After two features, it’s evident that Hungarian-born writer/director László Nemes has developed his own unsettled, unsettling style. Both his harrowing 2015 Holocaust drama Son of Saul and his latest film Sunset are intensely subjective, from a single character’s point of view. This character is a part of every shot, often by way of a handheld following camera, at other times through close-ups and medium shots that only involve the character and those in their immediate proximity. Dissolves and fades seldom comfort us; rather, scenes are demarcated by harsh, frequently disorienting cuts.
The shallow depth of field in each film telegraphs each character’s narrow intentions and high stress level. In Son of Saul, this was an Auschwitz inmate risking his life to secure a traditional Jewish burial for a gassing victim. In Sunset, our protagonist is Írisz Leiter, a young woman returning to her hometown Budapest in the early 1910s, after many years away.
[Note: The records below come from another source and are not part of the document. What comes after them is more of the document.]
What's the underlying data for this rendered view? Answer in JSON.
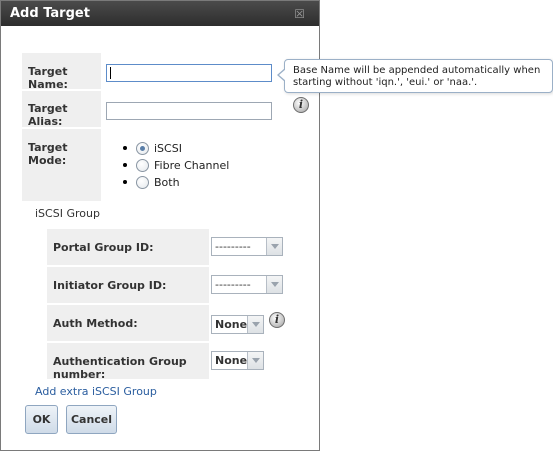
{
  "dialog": {
    "title": "Add Target",
    "close_glyph": "☒"
  },
  "fields": {
    "target_name": {
      "label": "Target Name:",
      "value": ""
    },
    "target_alias": {
      "label": "Target Alias:",
      "value": ""
    },
    "target_mode": {
      "label": "Target Mode:",
      "options": [
        "iSCSI",
        "Fibre Channel",
        "Both"
      ],
      "selected": "iSCSI"
    }
  },
  "tooltip": {
    "text": "Base Name will be appended automatically when starting without 'iqn.', 'eui.' or 'naa.'."
  },
  "iscsi_group": {
    "title": "iSCSI Group",
    "portal_group_id": {
      "label": "Portal Group ID:",
      "value": "---------"
    },
    "initiator_group_id": {
      "label": "Initiator Group ID:",
      "value": "---------"
    },
    "auth_method": {
      "label": "Auth Method:",
      "value": "None"
    },
    "auth_group_number": {
      "label": "Authentication Group number:",
      "value": "None"
    }
  },
  "add_extra_link": "Add extra iSCSI Group",
  "buttons": {
    "ok": "OK",
    "cancel": "Cancel"
  },
  "icons": {
    "info": "i"
  },
  "colors": {
    "titlebar": "#3a3a3a",
    "label_bg": "#efefef",
    "link": "#2a5d9f",
    "button_border": "#8fa6c0"
  }
}
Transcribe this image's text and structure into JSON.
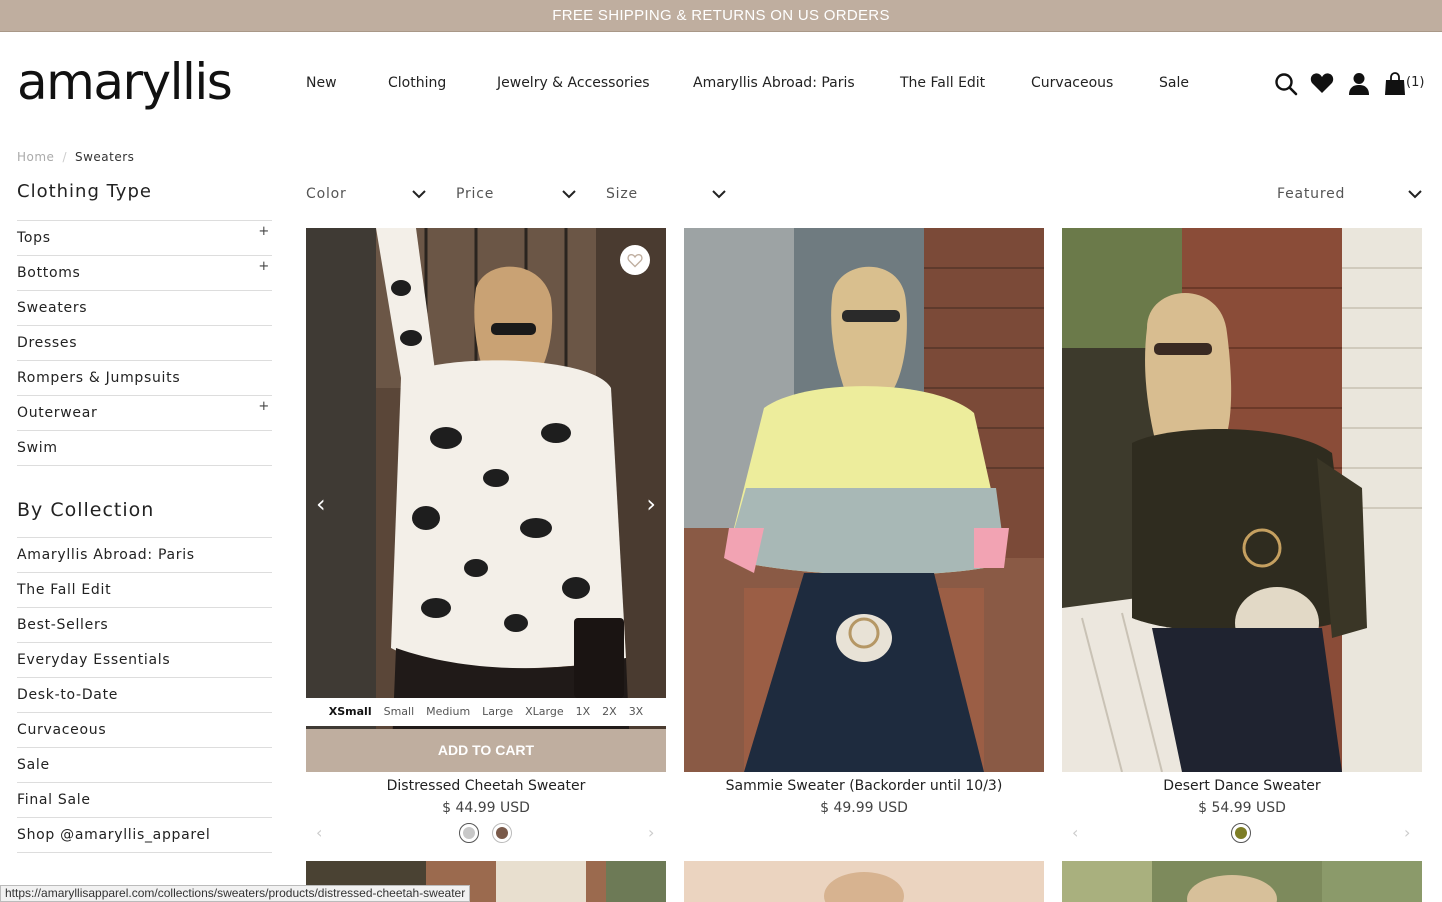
{
  "promo": "FREE SHIPPING & RETURNS ON US ORDERS",
  "logo": "amaryllis",
  "nav": [
    "New",
    "Clothing",
    "Jewelry & Accessories",
    "Amaryllis Abroad: Paris",
    "The Fall Edit",
    "Curvaceous",
    "Sale"
  ],
  "header": {
    "icons": [
      "search-icon",
      "heart-icon",
      "account-icon",
      "shopping-bag-icon"
    ],
    "cart_count": "(1)"
  },
  "breadcrumb": {
    "home": "Home",
    "separator": "/",
    "current": "Sweaters"
  },
  "sidebar": {
    "clothing_type": {
      "title": "Clothing Type",
      "items": [
        {
          "label": "Tops",
          "expand": "+"
        },
        {
          "label": "Bottoms",
          "expand": "+"
        },
        {
          "label": "Sweaters",
          "expand": ""
        },
        {
          "label": "Dresses",
          "expand": ""
        },
        {
          "label": "Rompers & Jumpsuits",
          "expand": ""
        },
        {
          "label": "Outerwear",
          "expand": "+"
        },
        {
          "label": "Swim",
          "expand": ""
        }
      ]
    },
    "collection": {
      "title": "By Collection",
      "items": [
        "Amaryllis Abroad: Paris",
        "The Fall Edit",
        "Best-Sellers",
        "Everyday Essentials",
        "Desk-to-Date",
        "Curvaceous",
        "Sale",
        "Final Sale",
        "Shop @amaryllis_apparel"
      ]
    }
  },
  "filters": {
    "color": "Color",
    "price": "Price",
    "size": "Size",
    "sort": "Featured"
  },
  "products": [
    {
      "name": "Distressed Cheetah Sweater",
      "price": "$ 44.99 USD",
      "sizes": [
        "XSmall",
        "Small",
        "Medium",
        "Large",
        "XLarge",
        "1X",
        "2X",
        "3X"
      ],
      "selected_size": "XSmall",
      "add_to_cart": "ADD TO CART",
      "swatches": [
        "#c8c8c8",
        "#7a5a4a"
      ]
    },
    {
      "name": "Sammie Sweater (Backorder until 10/3)",
      "price": "$ 49.99 USD",
      "swatches": []
    },
    {
      "name": "Desert Dance Sweater",
      "price": "$ 54.99 USD",
      "swatches": [
        "#7d7d25"
      ]
    }
  ],
  "status_url": "https://amaryllisapparel.com/collections/sweaters/products/distressed-cheetah-sweater",
  "colors": {
    "accent": "#bfae9f"
  }
}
Like Son of Saul, Sunset offers no immediate exposition about its characters, further deepening our unease. Soon enough, though, we learn that Írisz is an orphan, her parents dying in a house fire when she was two years old. After an apprenticeship in the family’s millinery trade in Trieste, Írisz has come home to take a humble position as hat maker, the family business now owned and managed by the fastidiously attired, enigmatic Oszkár Brill.
But Brill is not the only enigma in town. A shadowy nocturnal visitor to Írisz’s flat brutally shakes her awake and informs her that she has a brother, in hiding after allegedly murdering a local count five years prior. The remainder of Sunset concerns itself with Írisz’s investigations into the truth of her family and their business. Progressively we intuit that though the Leiters were concerned with making beautiful things, there may be vile deeds and allegiances under the pretty surface.
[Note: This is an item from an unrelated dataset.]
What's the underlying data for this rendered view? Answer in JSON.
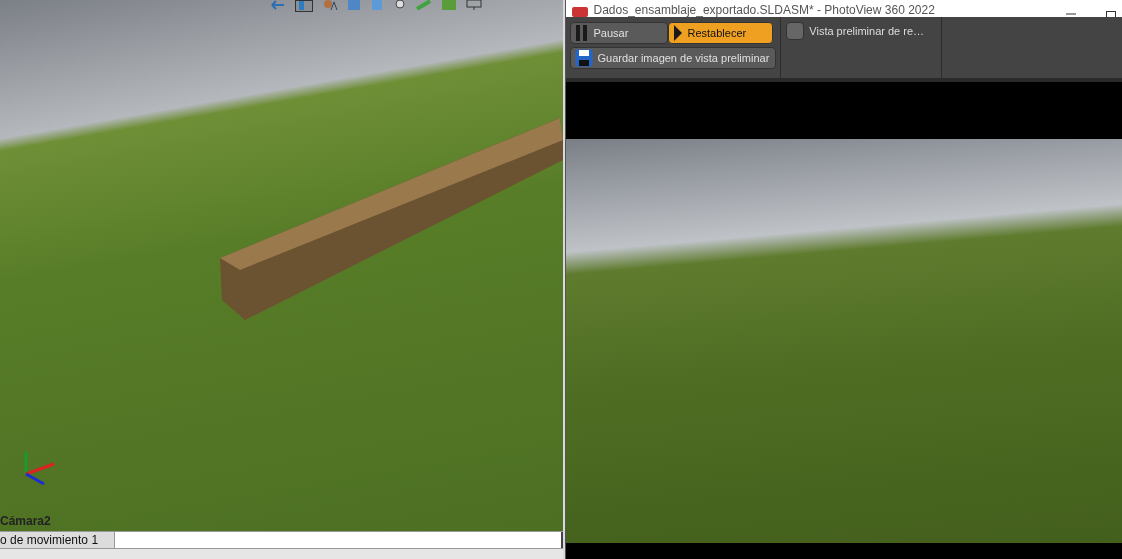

Transitions are the name of the game here, as Budapest is a city on the wane, while Vienna is on the rise, in these final days of the Austro-Hungarian Empire. Revolutionary and anarchic forces threaten to shatter the brittle status quo, as they ultimately would in Sarajevo one year later.
That’s the big picture Nemes is depicting; on a smaller scale, Hungarian actress Juli Jakab ably conveys the fear that jostles with determination in the character of Írisz. Her small frame, sunken and dark-ringed eyes, the sweaty sheen of her skin show her stress and exhaustion. Nevertheless, she persists in a time that far more than ours fought to restrict women’s agency. Threats of sexual violence are barely suppressed, while “respectable” women’s social roles are sharply circumscribed.
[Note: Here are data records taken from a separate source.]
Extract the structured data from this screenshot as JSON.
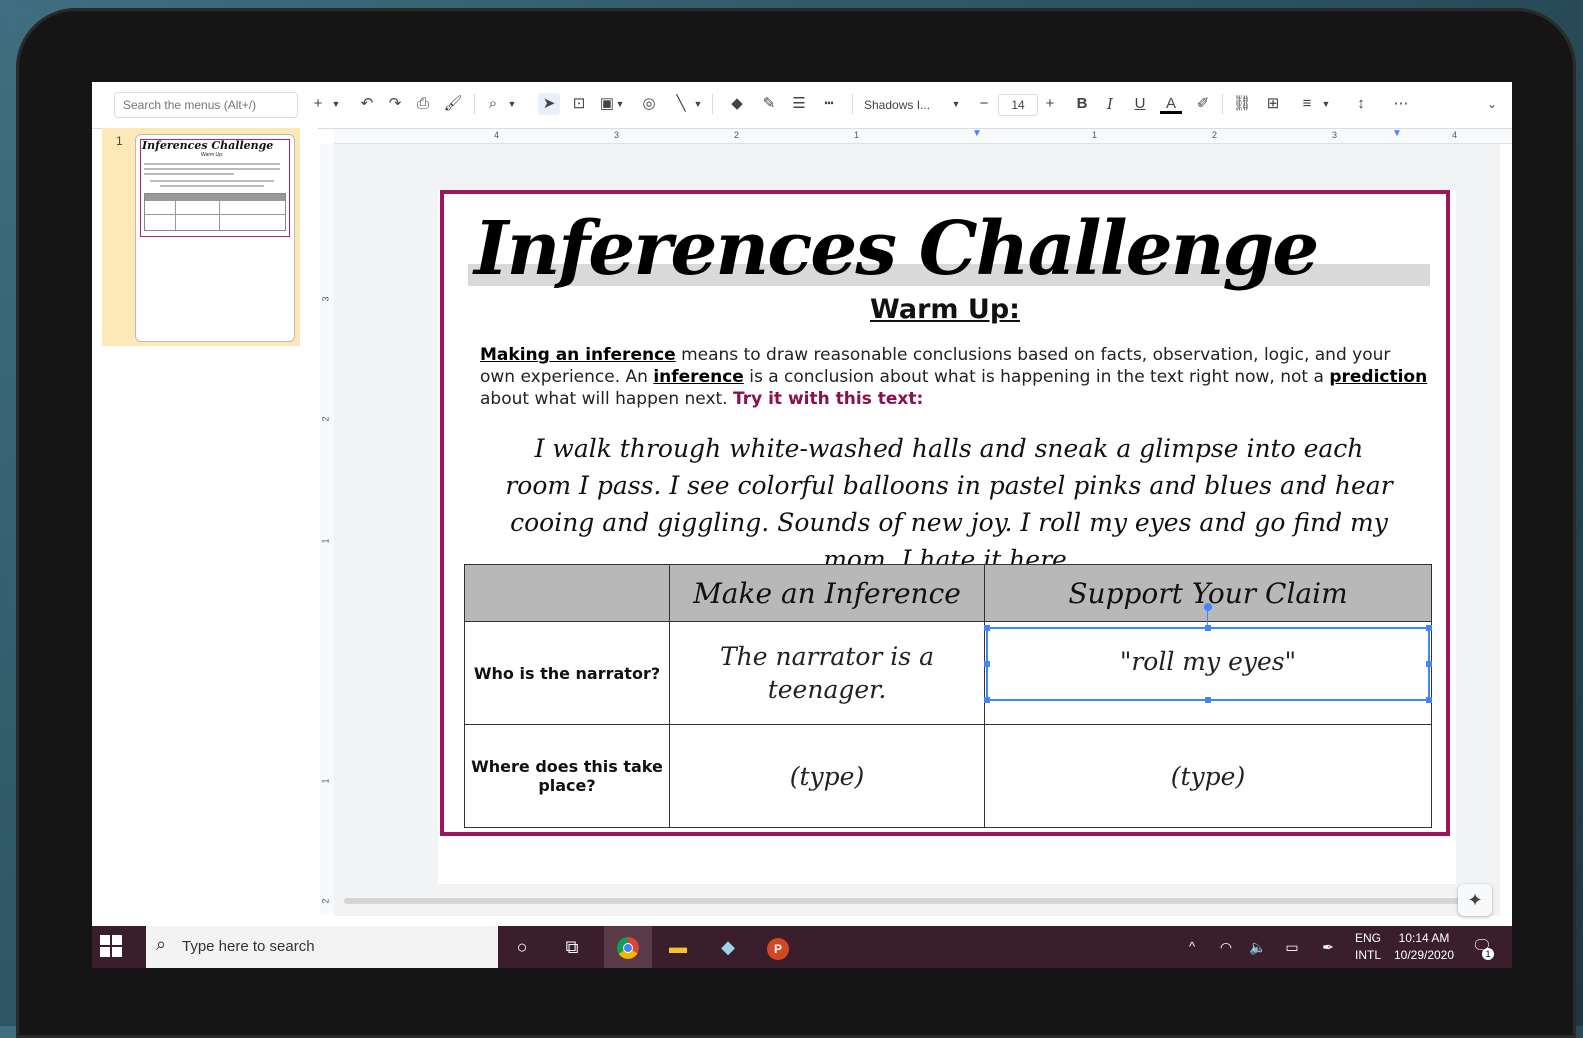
{
  "toolbar": {
    "search_placeholder": "Search the menus (Alt+/)",
    "font_name": "Shadows I...",
    "font_size": "14"
  },
  "ruler": {
    "h_labels": [
      "4",
      "3",
      "2",
      "1",
      "1",
      "2",
      "3",
      "4"
    ],
    "v_labels": [
      "3",
      "2",
      "1",
      "1",
      "2"
    ]
  },
  "filmstrip": {
    "slide_number": "1",
    "thumb_title": "Inferences Challenge",
    "thumb_sub": "Warm Up:"
  },
  "slide": {
    "title": "Inferences Challenge",
    "subtitle": "Warm Up:",
    "para_term1": "Making an inference",
    "para_text1": " means to draw reasonable conclusions based on facts, observation, logic, and your own experience. An ",
    "para_term2": "inference",
    "para_text2": " is a conclusion about what is happening in the text right now, not a ",
    "para_term3": "prediction",
    "para_text3": " about what will happen next. ",
    "para_try": "Try it with this text:",
    "passage": "I walk through white-washed halls and sneak a glimpse into each room I pass. I see colorful balloons in pastel pinks and blues and hear cooing and giggling. Sounds of new joy. I roll my eyes and go find my mom. I hate it here.",
    "table": {
      "headers": [
        "",
        "Make an Inference",
        "Support Your Claim"
      ],
      "rows": [
        {
          "label": "Who is the narrator?",
          "inference": "The narrator is a teenager.",
          "claim": "\"roll my eyes\""
        },
        {
          "label": "Where does this take place?",
          "inference": "(type)",
          "claim": "(type)"
        }
      ]
    }
  },
  "taskbar": {
    "search_text": "Type here to search",
    "lang_top": "ENG",
    "lang_bottom": "INTL",
    "time": "10:14 AM",
    "date": "10/29/2020",
    "notif_count": "1"
  },
  "colors": {
    "slide_border": "#a0145a",
    "taskbar": "#3b1e2c",
    "selection": "#4285f4",
    "filmstrip_selected": "#fde9b8"
  }
}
The main complaint I’ve heard about Sunset is that it’s narratively confusing. And it’s true that if you don’t know this was a time of unrest in Europe, with the assassination of Archduke Franz Ferdinand just around the corner, you’ll be floundering. Beyond this, disorientation and uncertainty are the point of Sunset, as we’re meant to feel what Írisz is experiencing. I will admit, however, that the significance of the final scene still has me scratching my head.
In multiple interviews, Nemes has said that Sunset is intended as an allegory for our own times, perceiving that contemporary civilization is teetering and verging on collapse. I can see his point: if you’re European and don’t feel disoriented and uncertain, aware that civilization is on the brink, you’re not paying attention. Hungary’s neighbor Ukraine is in the midst of a Russia-fomented civil war. Nemes’ homeland has veered to the extreme right, with anti-Semitism and xenophobia in ascendance, even more than in Trump’s America.
Sunset’s first line – spoken by a milliner who mistakes Írisz for a customer – is “let’s lift this veil.” Nemes powerfully shows what lurks under the veil of respectability, if one knows how and where to look.
4 out of 5 stars